"The Loneliness of the Goalkeeper" - October - 1x30mins

Presented by Hardeep Singh Kohli / Produced by Adam Fowler

Hardeep Singh Kohli, brushes the grass from his knees,  trudges to the back of his net,  picks up the ball, and watches the backs of his team mates disappear towards the centre circle in a tragi-comic look at just how isolated the job of a goalie can be.  




Dr Phil Hammond

"To Err Is Human" - August - 1x30mins

Presented by Dr Phil Hammond / Produced by Jane Feinmann & Richard Bannerman

There are claims that many patients die each year because doctors and nurses, although technically skilled, are not alert to the risk of a potentially life-threatening error.

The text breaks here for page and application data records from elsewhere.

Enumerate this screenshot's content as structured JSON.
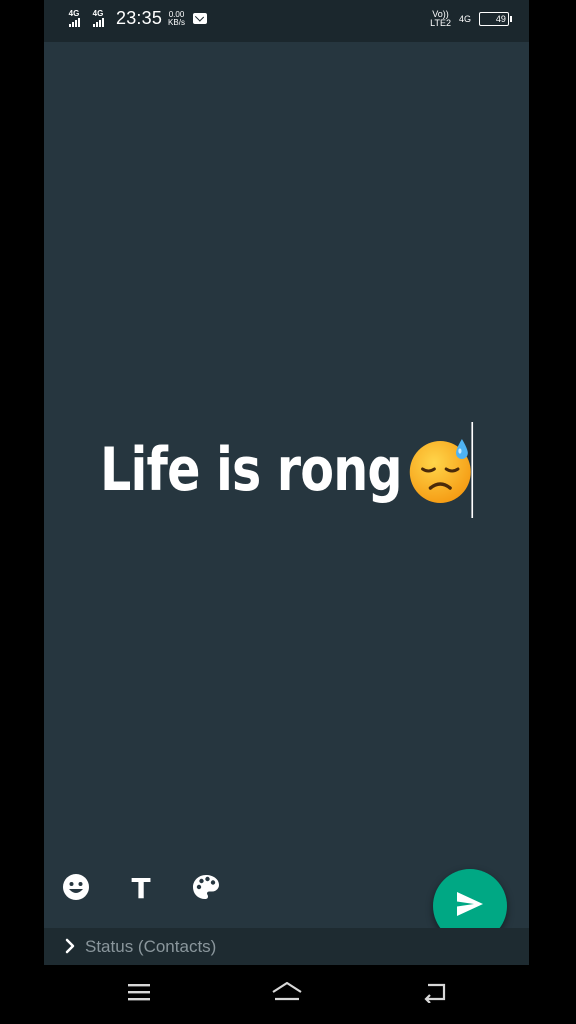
{
  "status_bar": {
    "sim1_network": "4G",
    "sim2_network": "4G",
    "time": "23:35",
    "speed_value": "0.00",
    "speed_unit": "KB/s",
    "volte_top": "Vo))",
    "volte_bottom": "LTE2",
    "data_network": "4G",
    "battery_level": "49",
    "battery_fraction": 0.49
  },
  "composer": {
    "status_text": "Life is rong",
    "emoji_icon": "downcast-face-with-sweat-icon"
  },
  "toolbar": {
    "emoji_icon": "smiley-icon",
    "font_icon": "text-font-icon",
    "font_label": "T",
    "color_icon": "palette-icon"
  },
  "footer": {
    "audience_label": "Status (Contacts)"
  },
  "colors": {
    "background": "#26363f",
    "accent": "#00a884",
    "text": "#ffffff"
  }
}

This happened to the wife of airline pilot Martin Bromiley, who talks to Phil Hammond, writer on medical matters and a practising GP, about his experiences. Also in the programme and at the forefront of the campaign to understand and prevent human error, are the Health Minister Lord Darzi, Chief Medical Officer Liam Donaldson, and American surgeon and leading authority Dr Atul Gawande.




Hardeep at the Scotland/England Border

"Where Scoland Meets England" - July - 2x30mins

Presented by Hardeep Singh Kohli / Produced by Richard Bannerman

Hardeep Singh Kohli traces the story of border country, beginning at the easternmost point just north of Berwick-upon-Tweed  in the first of two programmes. Scottish devolution and the promise of an Independence referendum has brought renewed attention to the Borderline, and Hardeep, who was brought up in Glasgow and whose heart is in Scotland,  meets those who live and work on both sides - walkers, politicians, cooks and football supporters – to explore the history, the countryside, the cooking and the different points of view.


BBC Radio 7 & BBC AudiobooksDavid Warner, Andy Serkis & Rupert Degas

"The Brightonomicon" - September to November - 13x30mins

Starring David Warner & Andy Serkis / Written by Elliott Stein & Neil Gardner / Music by Jeremy Paul Carroll / Produced & Directed by Neil Gardner

BUY IT NOW via The Brightonomicon (Unabridged) 

Brighton, 1960, and a young man suffering amnesia is resuced from the sea by the enigmatic and overwhelming Hugo Rune, Guru's Guru and Logos of the Aeons! They embark on 12 surreal, bizarre and far-fetched adventures in order to recover the Chronovision device and stop the evil Count Otto Black from taking over the world! Featuring magic and mayhem, naked witches and dead rock stars, backseat zombies and spaniel involvement. Starring David Warner, Rupert Degas, Andy Serkis, Jason Isaacs, Martin Jarvis, Sarah Douglas, Katherine Parkinson, Kevin Eldon, Michael Fenton-Stevens, Mark Wing-Davey and a host of acting and comedy legends. Adapted from the best-selling novel by Robert Rankin, the father of far-fetched fiction!